Exercise prompt:
Of the lines below, report only those that contain "title".

──────── Raw data ────────

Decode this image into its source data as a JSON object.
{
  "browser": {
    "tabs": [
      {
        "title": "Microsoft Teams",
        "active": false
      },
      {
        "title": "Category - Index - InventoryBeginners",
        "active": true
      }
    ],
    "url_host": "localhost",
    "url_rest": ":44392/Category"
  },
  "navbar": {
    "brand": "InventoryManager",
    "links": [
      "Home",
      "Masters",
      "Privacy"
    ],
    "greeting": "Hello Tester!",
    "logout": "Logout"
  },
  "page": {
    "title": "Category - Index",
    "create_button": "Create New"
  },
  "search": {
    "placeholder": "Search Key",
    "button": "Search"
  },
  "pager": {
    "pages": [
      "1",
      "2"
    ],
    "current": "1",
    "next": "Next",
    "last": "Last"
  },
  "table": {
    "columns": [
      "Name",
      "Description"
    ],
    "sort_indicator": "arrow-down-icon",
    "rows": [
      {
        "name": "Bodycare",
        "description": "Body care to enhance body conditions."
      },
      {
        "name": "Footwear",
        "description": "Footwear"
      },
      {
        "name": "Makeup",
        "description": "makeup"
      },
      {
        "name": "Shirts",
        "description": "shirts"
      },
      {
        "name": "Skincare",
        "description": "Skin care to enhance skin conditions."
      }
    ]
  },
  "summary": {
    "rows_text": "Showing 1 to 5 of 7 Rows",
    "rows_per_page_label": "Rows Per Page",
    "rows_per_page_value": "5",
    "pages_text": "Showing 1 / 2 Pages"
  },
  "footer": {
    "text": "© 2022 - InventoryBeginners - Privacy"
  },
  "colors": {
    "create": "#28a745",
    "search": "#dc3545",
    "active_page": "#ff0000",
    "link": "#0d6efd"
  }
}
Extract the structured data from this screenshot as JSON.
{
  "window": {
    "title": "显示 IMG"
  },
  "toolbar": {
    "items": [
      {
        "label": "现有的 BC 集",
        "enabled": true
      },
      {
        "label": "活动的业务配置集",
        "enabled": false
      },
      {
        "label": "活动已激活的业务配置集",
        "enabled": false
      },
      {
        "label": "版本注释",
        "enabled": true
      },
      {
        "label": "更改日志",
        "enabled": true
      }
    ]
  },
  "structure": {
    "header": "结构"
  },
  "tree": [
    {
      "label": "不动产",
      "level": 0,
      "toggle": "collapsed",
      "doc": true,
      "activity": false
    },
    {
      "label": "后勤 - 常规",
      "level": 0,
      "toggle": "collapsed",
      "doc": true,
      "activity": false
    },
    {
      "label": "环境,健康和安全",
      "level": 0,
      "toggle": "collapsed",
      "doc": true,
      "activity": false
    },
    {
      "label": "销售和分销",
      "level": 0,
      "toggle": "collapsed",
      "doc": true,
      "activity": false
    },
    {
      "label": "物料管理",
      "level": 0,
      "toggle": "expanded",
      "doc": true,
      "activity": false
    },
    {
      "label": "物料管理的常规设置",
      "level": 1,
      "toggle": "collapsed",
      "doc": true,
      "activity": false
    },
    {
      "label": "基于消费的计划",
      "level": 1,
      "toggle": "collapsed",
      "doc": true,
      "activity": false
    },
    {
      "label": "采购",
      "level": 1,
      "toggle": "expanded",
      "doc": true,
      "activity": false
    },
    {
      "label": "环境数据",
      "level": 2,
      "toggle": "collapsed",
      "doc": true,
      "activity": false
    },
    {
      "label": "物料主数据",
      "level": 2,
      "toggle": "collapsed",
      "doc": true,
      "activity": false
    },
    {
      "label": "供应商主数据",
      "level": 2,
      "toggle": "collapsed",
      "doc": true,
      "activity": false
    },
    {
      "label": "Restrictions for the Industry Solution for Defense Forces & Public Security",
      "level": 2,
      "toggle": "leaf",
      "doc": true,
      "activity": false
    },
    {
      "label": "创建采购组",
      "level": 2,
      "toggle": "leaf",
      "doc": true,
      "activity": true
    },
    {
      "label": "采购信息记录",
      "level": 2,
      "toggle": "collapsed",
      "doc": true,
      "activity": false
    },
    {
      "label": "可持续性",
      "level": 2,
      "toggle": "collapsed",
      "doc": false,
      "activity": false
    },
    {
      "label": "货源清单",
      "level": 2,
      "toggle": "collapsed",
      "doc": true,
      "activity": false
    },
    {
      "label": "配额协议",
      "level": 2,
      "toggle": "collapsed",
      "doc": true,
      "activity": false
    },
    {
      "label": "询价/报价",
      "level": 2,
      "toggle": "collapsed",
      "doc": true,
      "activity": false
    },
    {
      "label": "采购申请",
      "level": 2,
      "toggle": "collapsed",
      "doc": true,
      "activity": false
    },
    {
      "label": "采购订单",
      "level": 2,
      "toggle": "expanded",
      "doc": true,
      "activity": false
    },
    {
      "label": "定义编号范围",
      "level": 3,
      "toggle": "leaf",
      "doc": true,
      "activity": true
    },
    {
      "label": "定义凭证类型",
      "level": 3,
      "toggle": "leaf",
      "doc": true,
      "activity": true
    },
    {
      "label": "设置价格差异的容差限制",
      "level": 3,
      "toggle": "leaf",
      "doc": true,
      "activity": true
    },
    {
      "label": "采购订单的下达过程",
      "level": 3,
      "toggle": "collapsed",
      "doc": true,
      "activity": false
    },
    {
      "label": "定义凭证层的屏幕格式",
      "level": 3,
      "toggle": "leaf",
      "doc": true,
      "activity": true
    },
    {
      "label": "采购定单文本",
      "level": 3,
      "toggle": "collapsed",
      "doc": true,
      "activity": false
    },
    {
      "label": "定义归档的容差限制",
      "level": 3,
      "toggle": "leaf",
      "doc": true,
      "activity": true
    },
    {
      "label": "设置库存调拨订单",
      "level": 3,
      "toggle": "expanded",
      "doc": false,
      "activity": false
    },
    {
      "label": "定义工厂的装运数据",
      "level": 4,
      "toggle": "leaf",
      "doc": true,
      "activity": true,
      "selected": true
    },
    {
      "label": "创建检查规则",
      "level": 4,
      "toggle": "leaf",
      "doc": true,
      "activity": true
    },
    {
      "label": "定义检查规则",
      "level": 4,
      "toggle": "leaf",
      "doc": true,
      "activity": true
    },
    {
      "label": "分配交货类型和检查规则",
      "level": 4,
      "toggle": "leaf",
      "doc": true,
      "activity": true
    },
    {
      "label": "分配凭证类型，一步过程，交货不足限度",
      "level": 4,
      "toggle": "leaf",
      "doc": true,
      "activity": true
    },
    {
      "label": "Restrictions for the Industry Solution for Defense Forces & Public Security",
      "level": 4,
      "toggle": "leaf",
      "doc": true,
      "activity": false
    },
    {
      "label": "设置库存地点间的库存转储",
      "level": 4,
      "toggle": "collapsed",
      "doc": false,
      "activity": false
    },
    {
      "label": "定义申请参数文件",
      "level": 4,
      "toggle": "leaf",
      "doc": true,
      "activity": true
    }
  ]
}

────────

Exercise solution:
        "title": "Microsoft Teams",
        "title": "Category - Index - InventoryBeginners",
    "title": "Category - Index",
    "title": "显示 IMG"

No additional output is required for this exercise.